* [The problem]: From the data below, copy each line that includes the word "title".

Dataset rows describing interfaces:
= Beginning of Section =

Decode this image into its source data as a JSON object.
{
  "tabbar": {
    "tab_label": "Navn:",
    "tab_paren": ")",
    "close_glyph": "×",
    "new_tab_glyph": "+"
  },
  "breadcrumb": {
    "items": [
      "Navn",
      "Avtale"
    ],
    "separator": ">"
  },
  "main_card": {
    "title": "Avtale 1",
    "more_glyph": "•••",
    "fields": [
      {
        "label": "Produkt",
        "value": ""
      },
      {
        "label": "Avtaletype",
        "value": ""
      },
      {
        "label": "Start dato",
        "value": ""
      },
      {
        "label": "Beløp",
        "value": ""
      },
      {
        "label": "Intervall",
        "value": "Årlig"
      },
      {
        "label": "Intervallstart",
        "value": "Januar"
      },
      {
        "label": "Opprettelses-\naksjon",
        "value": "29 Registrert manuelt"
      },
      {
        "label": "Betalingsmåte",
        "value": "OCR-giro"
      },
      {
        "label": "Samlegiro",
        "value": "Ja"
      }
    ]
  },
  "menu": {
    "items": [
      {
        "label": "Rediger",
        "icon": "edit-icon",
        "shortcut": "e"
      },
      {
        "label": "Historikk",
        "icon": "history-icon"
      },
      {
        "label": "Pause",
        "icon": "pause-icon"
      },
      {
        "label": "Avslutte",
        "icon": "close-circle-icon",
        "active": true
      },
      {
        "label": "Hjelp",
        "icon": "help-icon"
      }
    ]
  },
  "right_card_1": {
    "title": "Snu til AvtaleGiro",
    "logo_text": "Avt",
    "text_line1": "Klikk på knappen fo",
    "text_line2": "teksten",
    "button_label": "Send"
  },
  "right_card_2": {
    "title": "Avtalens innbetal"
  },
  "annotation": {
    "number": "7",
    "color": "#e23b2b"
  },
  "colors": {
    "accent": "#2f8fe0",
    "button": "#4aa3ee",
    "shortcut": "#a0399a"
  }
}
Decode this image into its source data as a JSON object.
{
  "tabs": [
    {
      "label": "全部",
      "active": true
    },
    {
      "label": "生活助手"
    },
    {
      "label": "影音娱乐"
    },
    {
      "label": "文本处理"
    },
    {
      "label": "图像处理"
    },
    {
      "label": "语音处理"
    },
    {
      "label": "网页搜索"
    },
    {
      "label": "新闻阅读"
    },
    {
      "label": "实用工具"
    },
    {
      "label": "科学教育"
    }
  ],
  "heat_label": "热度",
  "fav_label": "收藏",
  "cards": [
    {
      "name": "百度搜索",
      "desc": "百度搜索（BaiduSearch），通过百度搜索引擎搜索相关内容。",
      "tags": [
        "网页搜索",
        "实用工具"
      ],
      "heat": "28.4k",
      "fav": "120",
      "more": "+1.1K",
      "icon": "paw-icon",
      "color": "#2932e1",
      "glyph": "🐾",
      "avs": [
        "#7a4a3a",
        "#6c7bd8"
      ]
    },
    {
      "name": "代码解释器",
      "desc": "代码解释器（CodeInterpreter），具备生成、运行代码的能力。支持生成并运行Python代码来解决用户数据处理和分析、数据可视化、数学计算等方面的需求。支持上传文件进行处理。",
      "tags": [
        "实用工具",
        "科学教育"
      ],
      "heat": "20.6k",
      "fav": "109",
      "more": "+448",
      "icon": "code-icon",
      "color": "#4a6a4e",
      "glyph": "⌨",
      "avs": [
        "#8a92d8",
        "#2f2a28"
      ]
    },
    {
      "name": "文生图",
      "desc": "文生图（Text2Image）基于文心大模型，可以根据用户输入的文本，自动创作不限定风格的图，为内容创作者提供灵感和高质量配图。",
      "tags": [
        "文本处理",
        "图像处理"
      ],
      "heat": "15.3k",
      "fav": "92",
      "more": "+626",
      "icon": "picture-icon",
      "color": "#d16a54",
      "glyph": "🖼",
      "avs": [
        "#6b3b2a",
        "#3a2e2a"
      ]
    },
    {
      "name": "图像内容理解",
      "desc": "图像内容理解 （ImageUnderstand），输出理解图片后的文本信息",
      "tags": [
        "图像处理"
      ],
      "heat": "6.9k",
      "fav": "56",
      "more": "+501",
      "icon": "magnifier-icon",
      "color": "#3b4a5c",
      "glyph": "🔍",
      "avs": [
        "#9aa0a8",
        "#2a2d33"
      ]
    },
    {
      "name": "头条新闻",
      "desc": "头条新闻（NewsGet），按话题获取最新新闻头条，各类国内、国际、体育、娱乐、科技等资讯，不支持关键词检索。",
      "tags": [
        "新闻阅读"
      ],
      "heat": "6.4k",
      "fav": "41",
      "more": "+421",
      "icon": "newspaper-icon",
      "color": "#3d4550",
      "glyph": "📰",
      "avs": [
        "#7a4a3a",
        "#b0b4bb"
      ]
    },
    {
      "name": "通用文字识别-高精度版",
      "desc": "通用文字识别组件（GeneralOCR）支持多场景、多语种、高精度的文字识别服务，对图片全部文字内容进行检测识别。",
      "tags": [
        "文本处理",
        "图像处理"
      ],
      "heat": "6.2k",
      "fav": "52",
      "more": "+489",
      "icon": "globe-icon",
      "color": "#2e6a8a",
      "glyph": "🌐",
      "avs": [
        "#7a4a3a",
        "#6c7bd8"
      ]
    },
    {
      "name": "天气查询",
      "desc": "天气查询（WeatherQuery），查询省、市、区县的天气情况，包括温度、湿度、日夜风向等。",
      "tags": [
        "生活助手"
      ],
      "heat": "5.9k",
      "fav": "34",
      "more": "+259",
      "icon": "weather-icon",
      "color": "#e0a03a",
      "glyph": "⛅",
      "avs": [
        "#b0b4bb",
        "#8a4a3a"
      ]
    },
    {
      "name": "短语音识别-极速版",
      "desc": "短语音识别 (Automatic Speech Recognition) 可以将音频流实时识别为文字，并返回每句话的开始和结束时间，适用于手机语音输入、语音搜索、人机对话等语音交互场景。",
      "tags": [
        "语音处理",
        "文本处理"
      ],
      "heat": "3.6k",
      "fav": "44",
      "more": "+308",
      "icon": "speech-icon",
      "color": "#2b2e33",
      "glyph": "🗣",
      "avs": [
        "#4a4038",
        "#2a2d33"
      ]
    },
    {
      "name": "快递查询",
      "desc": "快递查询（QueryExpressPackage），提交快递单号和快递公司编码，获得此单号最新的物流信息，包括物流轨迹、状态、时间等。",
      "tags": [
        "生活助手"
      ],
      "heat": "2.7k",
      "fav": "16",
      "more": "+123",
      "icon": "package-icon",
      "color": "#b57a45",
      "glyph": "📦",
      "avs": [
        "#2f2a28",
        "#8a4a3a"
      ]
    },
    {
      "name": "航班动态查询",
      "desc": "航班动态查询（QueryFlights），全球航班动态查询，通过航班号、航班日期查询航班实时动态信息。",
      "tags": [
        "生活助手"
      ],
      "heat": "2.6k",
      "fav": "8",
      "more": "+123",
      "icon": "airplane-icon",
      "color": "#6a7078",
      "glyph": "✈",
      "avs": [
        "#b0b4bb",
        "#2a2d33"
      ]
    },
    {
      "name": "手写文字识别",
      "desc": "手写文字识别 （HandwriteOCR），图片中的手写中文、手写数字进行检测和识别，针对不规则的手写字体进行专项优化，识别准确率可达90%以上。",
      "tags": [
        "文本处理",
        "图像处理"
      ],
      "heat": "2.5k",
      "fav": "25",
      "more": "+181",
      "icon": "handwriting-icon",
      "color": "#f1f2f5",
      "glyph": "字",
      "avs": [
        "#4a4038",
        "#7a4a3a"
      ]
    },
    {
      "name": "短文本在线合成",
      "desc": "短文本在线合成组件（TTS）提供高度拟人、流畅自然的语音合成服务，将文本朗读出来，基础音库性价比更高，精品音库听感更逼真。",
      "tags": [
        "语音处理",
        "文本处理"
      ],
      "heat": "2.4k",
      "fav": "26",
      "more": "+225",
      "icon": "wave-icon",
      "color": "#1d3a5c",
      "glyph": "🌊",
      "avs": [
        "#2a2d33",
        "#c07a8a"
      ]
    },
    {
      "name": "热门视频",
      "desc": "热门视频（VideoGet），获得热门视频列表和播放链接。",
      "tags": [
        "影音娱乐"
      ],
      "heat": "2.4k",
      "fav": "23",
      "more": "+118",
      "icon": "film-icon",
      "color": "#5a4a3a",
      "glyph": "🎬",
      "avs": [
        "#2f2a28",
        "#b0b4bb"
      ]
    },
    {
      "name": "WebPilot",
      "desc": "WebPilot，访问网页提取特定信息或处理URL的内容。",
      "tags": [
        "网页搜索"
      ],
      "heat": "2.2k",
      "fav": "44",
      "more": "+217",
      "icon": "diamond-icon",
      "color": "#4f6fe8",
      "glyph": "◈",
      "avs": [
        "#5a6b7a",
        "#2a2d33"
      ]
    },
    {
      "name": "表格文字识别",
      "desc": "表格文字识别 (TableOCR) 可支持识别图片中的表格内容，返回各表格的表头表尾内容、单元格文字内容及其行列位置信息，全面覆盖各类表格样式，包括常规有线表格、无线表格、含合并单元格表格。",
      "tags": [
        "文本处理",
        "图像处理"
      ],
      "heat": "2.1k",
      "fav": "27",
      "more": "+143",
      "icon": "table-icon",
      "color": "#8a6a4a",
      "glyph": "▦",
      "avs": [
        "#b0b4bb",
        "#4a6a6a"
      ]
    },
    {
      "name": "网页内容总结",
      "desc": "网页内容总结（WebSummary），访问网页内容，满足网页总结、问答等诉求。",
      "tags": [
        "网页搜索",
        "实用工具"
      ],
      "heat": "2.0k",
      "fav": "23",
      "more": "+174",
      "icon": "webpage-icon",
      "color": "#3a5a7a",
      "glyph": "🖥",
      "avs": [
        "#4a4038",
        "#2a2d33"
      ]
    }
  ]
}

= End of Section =

* [Response to this task]:
    "title": "Avtale 1",
    "title": "Snu til AvtaleGiro",
    "title": "Avtalens innbetal"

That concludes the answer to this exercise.